"There are people in Islamabad who want to show their allegiance to Daesh. So it's a very dangerous phenomenon," General Raheel Sharif said.

The COAS said dealing with the extremist group was set to become an ever greater challenge than the Al-Qaeda network behind 9/11 attacks in the United States.

"I feel the future challenge is Daesh. It's a bigger name. Al-Qaeda was a name but Daesh is now a bigger name," Sharif said.

The army chief, widely popular for taking on militants from northwestern Pakistani tribal areas bordering Afghanistan to criminal gangs in Karachi, emphasised the reconciliation between Afghan Taliban and the Afghan government.


He expressed his fear the Taliban could seek an alliance with Daesh unless they were brought back to the negotiating table.

"This reconciliation in Afghanistan is very important. If we do not do it in the proper manner and the Afghan Taliban splinter, they would go for a bigger name and that is Daesh," Sharif said.
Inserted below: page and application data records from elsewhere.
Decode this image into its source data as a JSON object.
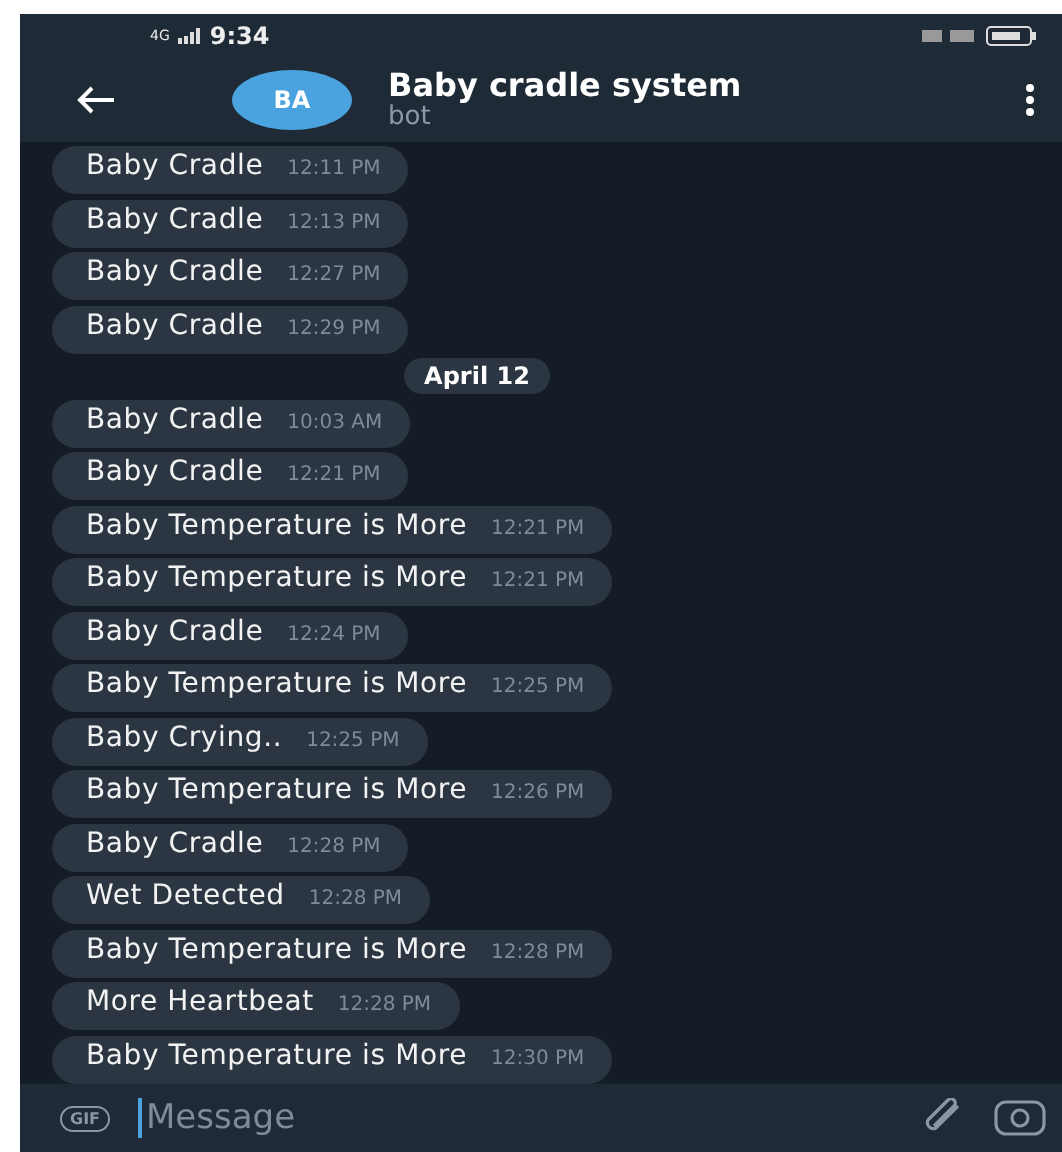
{
  "status_bar": {
    "network": "4G",
    "time": "9:34"
  },
  "header": {
    "avatar": "BA",
    "title": "Baby cradle system",
    "subtitle": "bot"
  },
  "messages": [
    {
      "kind": "message",
      "text": "Baby Cradle",
      "time": "12:11 PM"
    },
    {
      "kind": "message",
      "text": "Baby Cradle",
      "time": "12:13 PM"
    },
    {
      "kind": "message",
      "text": "Baby Cradle",
      "time": "12:27 PM"
    },
    {
      "kind": "message",
      "text": "Baby Cradle",
      "time": "12:29 PM"
    },
    {
      "kind": "date",
      "text": "April 12"
    },
    {
      "kind": "message",
      "text": "Baby Cradle",
      "time": "10:03 AM"
    },
    {
      "kind": "message",
      "text": "Baby Cradle",
      "time": "12:21 PM"
    },
    {
      "kind": "message",
      "text": "Baby Temperature is More",
      "time": "12:21 PM"
    },
    {
      "kind": "message",
      "text": "Baby Temperature is More",
      "time": "12:21 PM"
    },
    {
      "kind": "message",
      "text": "Baby Cradle",
      "time": "12:24 PM"
    },
    {
      "kind": "message",
      "text": "Baby Temperature is More",
      "time": "12:25 PM"
    },
    {
      "kind": "message",
      "text": "Baby Crying..",
      "time": "12:25 PM"
    },
    {
      "kind": "message",
      "text": "Baby Temperature is More",
      "time": "12:26 PM"
    },
    {
      "kind": "message",
      "text": "Baby Cradle",
      "time": "12:28 PM"
    },
    {
      "kind": "message",
      "text": "Wet Detected",
      "time": "12:28 PM"
    },
    {
      "kind": "message",
      "text": "Baby Temperature is More",
      "time": "12:28 PM"
    },
    {
      "kind": "message",
      "text": "More Heartbeat",
      "time": "12:28 PM"
    },
    {
      "kind": "message",
      "text": "Baby Temperature is More",
      "time": "12:30 PM"
    }
  ],
  "composer": {
    "gif": "GIF",
    "placeholder": "Message"
  }
}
Pakistan, which supported the Taliban during the 1990s, has blown hot and cold over the insurgency while contending it was working to bring about Afghan reconciliation.
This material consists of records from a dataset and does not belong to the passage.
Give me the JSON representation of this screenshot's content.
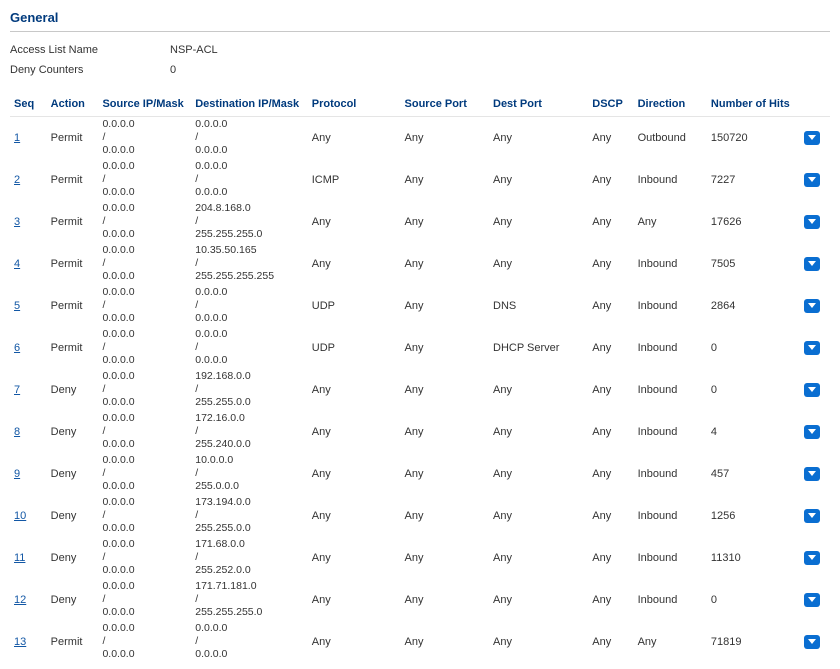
{
  "section_title": "General",
  "kv": {
    "name_label": "Access List Name",
    "name_value": "NSP-ACL",
    "deny_label": "Deny Counters",
    "deny_value": "0"
  },
  "columns": {
    "seq": "Seq",
    "action": "Action",
    "source_ip": "Source IP/Mask",
    "dest_ip": "Destination IP/Mask",
    "protocol": "Protocol",
    "source_port": "Source Port",
    "dest_port": "Dest Port",
    "dscp": "DSCP",
    "direction": "Direction",
    "hits": "Number of Hits"
  },
  "rows": [
    {
      "seq": "1",
      "action": "Permit",
      "sip_ip": "0.0.0.0",
      "sip_sep": "/",
      "sip_mask": "0.0.0.0",
      "dip_ip": "0.0.0.0",
      "dip_sep": "/",
      "dip_mask": "0.0.0.0",
      "protocol": "Any",
      "sport": "Any",
      "dport": "Any",
      "dscp": "Any",
      "direction": "Outbound",
      "hits": "150720"
    },
    {
      "seq": "2",
      "action": "Permit",
      "sip_ip": "0.0.0.0",
      "sip_sep": "/",
      "sip_mask": "0.0.0.0",
      "dip_ip": "0.0.0.0",
      "dip_sep": "/",
      "dip_mask": "0.0.0.0",
      "protocol": "ICMP",
      "sport": "Any",
      "dport": "Any",
      "dscp": "Any",
      "direction": "Inbound",
      "hits": "7227"
    },
    {
      "seq": "3",
      "action": "Permit",
      "sip_ip": "0.0.0.0",
      "sip_sep": "/",
      "sip_mask": "0.0.0.0",
      "dip_ip": "204.8.168.0",
      "dip_sep": "/",
      "dip_mask": "255.255.255.0",
      "protocol": "Any",
      "sport": "Any",
      "dport": "Any",
      "dscp": "Any",
      "direction": "Any",
      "hits": "17626"
    },
    {
      "seq": "4",
      "action": "Permit",
      "sip_ip": "0.0.0.0",
      "sip_sep": "/",
      "sip_mask": "0.0.0.0",
      "dip_ip": "10.35.50.165",
      "dip_sep": "/",
      "dip_mask": "255.255.255.255",
      "protocol": "Any",
      "sport": "Any",
      "dport": "Any",
      "dscp": "Any",
      "direction": "Inbound",
      "hits": "7505"
    },
    {
      "seq": "5",
      "action": "Permit",
      "sip_ip": "0.0.0.0",
      "sip_sep": "/",
      "sip_mask": "0.0.0.0",
      "dip_ip": "0.0.0.0",
      "dip_sep": "/",
      "dip_mask": "0.0.0.0",
      "protocol": "UDP",
      "sport": "Any",
      "dport": "DNS",
      "dscp": "Any",
      "direction": "Inbound",
      "hits": "2864"
    },
    {
      "seq": "6",
      "action": "Permit",
      "sip_ip": "0.0.0.0",
      "sip_sep": "/",
      "sip_mask": "0.0.0.0",
      "dip_ip": "0.0.0.0",
      "dip_sep": "/",
      "dip_mask": "0.0.0.0",
      "protocol": "UDP",
      "sport": "Any",
      "dport": "DHCP Server",
      "dscp": "Any",
      "direction": "Inbound",
      "hits": "0"
    },
    {
      "seq": "7",
      "action": "Deny",
      "sip_ip": "0.0.0.0",
      "sip_sep": "/",
      "sip_mask": "0.0.0.0",
      "dip_ip": "192.168.0.0",
      "dip_sep": "/",
      "dip_mask": "255.255.0.0",
      "protocol": "Any",
      "sport": "Any",
      "dport": "Any",
      "dscp": "Any",
      "direction": "Inbound",
      "hits": "0"
    },
    {
      "seq": "8",
      "action": "Deny",
      "sip_ip": "0.0.0.0",
      "sip_sep": "/",
      "sip_mask": "0.0.0.0",
      "dip_ip": "172.16.0.0",
      "dip_sep": "/",
      "dip_mask": "255.240.0.0",
      "protocol": "Any",
      "sport": "Any",
      "dport": "Any",
      "dscp": "Any",
      "direction": "Inbound",
      "hits": "4"
    },
    {
      "seq": "9",
      "action": "Deny",
      "sip_ip": "0.0.0.0",
      "sip_sep": "/",
      "sip_mask": "0.0.0.0",
      "dip_ip": "10.0.0.0",
      "dip_sep": "/",
      "dip_mask": "255.0.0.0",
      "protocol": "Any",
      "sport": "Any",
      "dport": "Any",
      "dscp": "Any",
      "direction": "Inbound",
      "hits": "457"
    },
    {
      "seq": "10",
      "action": "Deny",
      "sip_ip": "0.0.0.0",
      "sip_sep": "/",
      "sip_mask": "0.0.0.0",
      "dip_ip": "173.194.0.0",
      "dip_sep": "/",
      "dip_mask": "255.255.0.0",
      "protocol": "Any",
      "sport": "Any",
      "dport": "Any",
      "dscp": "Any",
      "direction": "Inbound",
      "hits": "1256"
    },
    {
      "seq": "11",
      "action": "Deny",
      "sip_ip": "0.0.0.0",
      "sip_sep": "/",
      "sip_mask": "0.0.0.0",
      "dip_ip": "171.68.0.0",
      "dip_sep": "/",
      "dip_mask": "255.252.0.0",
      "protocol": "Any",
      "sport": "Any",
      "dport": "Any",
      "dscp": "Any",
      "direction": "Inbound",
      "hits": "11310"
    },
    {
      "seq": "12",
      "action": "Deny",
      "sip_ip": "0.0.0.0",
      "sip_sep": "/",
      "sip_mask": "0.0.0.0",
      "dip_ip": "171.71.181.0",
      "dip_sep": "/",
      "dip_mask": "255.255.255.0",
      "protocol": "Any",
      "sport": "Any",
      "dport": "Any",
      "dscp": "Any",
      "direction": "Inbound",
      "hits": "0"
    },
    {
      "seq": "13",
      "action": "Permit",
      "sip_ip": "0.0.0.0",
      "sip_sep": "/",
      "sip_mask": "0.0.0.0",
      "dip_ip": "0.0.0.0",
      "dip_sep": "/",
      "dip_mask": "0.0.0.0",
      "protocol": "Any",
      "sport": "Any",
      "dport": "Any",
      "dscp": "Any",
      "direction": "Any",
      "hits": "71819"
    }
  ]
}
Afghanistan blames Pakistan for its failure in curbing militants in border areas, and sometimes accuses elements in the Pakistani army for providing support to the militants. The Taliban recently took control of the city of Kunduz and other northern Afghanistan districts for several days.

Islamabad organised the first set of direct peace talks between the Taliban and the Afghan government in July. But another round scheduled around later that month was stalled following the announcement of the death of Taliban founder Mullah Omar.

General Raheel Sharif launched operation Zarb-e-Azb in June 2014 in a bid to wipe out militant bases in the North Waziristan tribal area and so bring an end to the bloody decade-long Islamist insurgency that has cost Pakistan thousands of lives.


The army intensified its offensive after last year's Peshawar school attack which killed 151 since when there has been a lull in violence.

The last major attack in the city came in February when three heavily armed Taliban militants stormed a Shia mosque, killing 21 people.

Overall levels of violence have dropped dramatically this year, with 2015 on course for the fewest deaths among civilian and security forces since 2007 - the year the Pakistani Taliban umbrella group was formed.